Carmen Romero wears many ‘hats’. She’s a teacher, head of department and international coordinator at one of Gradia’s partners in the Basque country, CIFP Construccion Bizkaia in Bilbao. Like many others, their college switched to distance learning on 13 March.
“Overall, changing to distance learning was expected to be a big challenge for all the teachers and students, but the response and reaction has been really good, better than we expected”, Carmen says in her new home office (= dinner table). Most of CIFP Bizkaia’s students are following the classes and making the tasks and jobs that teachers ask them to deliver. Meet is used for video conferences and, in the beginning, they also used Zoom. All the teachers are willing to help students and attend to their needs even outside of their “regular” timetable. Possibly an advantage of being an small organization. Learning and teaching are progressing relatively well under the circumstances and this way of working will continue, at least, until 15 May.
“The biggest challenge has been to transfer the tasks that should have been done at the college workshops for tasks that can be done at home.” Many of the technical skills of construction trade can’t be developed at home, so teachers have come up with different challenges in which the students can combine creativity, technical knowledge, measurements and budgeting. For example, the 2nd year students of interior work have to “set up” their own company and make a proposal for refurbishing their own houses. The task includes making the drawings, searching for materials and explaining how they should be used, taking measurements, budgeting and explaining which professions are needed to perform the work as well as make a work plan for the whole project.
“Initially we worried about the access to the Internet from home, but fortunately most of our students had it.” For those who didn’t (only two of them), the college loaned each of them a computer with a key for the Internet. All the schools in the Basque Country had the order to do it, being provided Internet keys if necessary.
“None of us were prepared for this situation.” It has been a completely new way of working for our schools which are still very much based on in-person interaction and classes. But due to the willpower of the teachers we are dealing with it beyond anything we could have imagined. According to Carmen, it’s unlikely that this experience will change the way their college operates in the future. “Basically because, as I have mentioned earlier, our specific field implies the need of being at the workshops to gain the skills and competences.”

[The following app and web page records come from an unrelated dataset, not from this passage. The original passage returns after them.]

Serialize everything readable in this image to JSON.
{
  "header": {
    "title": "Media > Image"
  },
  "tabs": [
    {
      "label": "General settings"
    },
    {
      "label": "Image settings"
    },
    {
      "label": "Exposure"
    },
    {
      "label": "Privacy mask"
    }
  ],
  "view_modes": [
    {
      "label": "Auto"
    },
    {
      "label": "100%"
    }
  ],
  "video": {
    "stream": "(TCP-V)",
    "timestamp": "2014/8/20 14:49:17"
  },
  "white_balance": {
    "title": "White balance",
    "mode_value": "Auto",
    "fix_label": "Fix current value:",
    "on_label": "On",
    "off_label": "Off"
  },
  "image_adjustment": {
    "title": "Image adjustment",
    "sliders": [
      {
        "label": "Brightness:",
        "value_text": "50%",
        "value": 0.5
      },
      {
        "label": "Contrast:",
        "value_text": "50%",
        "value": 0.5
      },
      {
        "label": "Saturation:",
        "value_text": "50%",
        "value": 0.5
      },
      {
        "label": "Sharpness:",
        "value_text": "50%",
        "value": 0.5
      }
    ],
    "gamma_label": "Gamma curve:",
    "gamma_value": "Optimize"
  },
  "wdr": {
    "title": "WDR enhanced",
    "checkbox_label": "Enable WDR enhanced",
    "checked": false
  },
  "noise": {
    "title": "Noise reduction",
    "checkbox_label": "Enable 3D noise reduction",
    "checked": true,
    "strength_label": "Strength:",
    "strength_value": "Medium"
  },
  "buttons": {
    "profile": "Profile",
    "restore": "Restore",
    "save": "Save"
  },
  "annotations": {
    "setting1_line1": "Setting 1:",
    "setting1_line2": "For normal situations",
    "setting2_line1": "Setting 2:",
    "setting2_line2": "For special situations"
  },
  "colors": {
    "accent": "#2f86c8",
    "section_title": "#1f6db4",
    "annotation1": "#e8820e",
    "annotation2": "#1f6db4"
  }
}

The coronavirus situation has of course had an impact on the college’s international activities. “The first impact happened when Italy closed their borders. Seven of our students were prepared to make their internships in companies there and, after waiting for two weeks to see the progress of the (at that moment) limited epidemic, they had to unpack their luggage and stay at home.” The second wave of events happened when three CIFP students who were in Finland at the time the state of alarm started in Spain and there was a mad dash to bring them back home quickly. “I became 10 years older in only 24 hours!”, Carmen recalls.
The third impact has been that the college has had to ask for change of duration of their Erasmus+ funding so that they could use the grants at a later date, if possible. The future of mobility activities depends greatly on the medical developments: ” While the vaccine is not yet available and there are no effective medical treatments for this virus, I don’t think we are willing to risk sending the students or teachers abroad. It feels like the most appropriate approach at the moment.” Carmen remains optimistic and thinks that, as all whole scientific community all over the world is working to find a solution, it will come earlier than we can even imagine.
Under Spain’s state of emergency regulations, citizens can only go out alone to buy food, seek medical care, for emergencies or to work in essential industries. Despite staying indoors for weeks, Carmen says she’s coping very well. “As everyone here, I miss leaving my home, going out, seeing others in person.” But, at the same time, not having to invest time in going to the work place has meant that there is time left over to do other things. “I try to be dressed as if I were going to school every day. It can sound superficial but I’m sure that to spend the whole day wearing leggings and an old t-shirt makes you, how I could say it, feel scruffy and, consequentely, can make you feel unhappy after several weeks inside the home. But anyway, I just want to go out 🙂 “ , Carmen adds. She believes that the current changes to the way of living will continue while there is a medical solution. “When it comes, we will work and behave as we have always done. Spanish people, “genetically”, need close physical contact.”
And finally Carmen would like to remind us all that “many persons are suffering terribly with this pandemic. Some of our friends have lost their mother, father or other relatives; some of our acquaintances have died. It’s a good time to reflect on how we behave with our family, friends, schoolmates or neighbours. It’s a time to rethink our priorities and to be grateful for all we have, for the life we enjoy and it’s time to “send into permanent exile” the complaints and the selfishness.”
CIFP Construccion Bizkaia is a member of EMEU network http://em-eu.eu/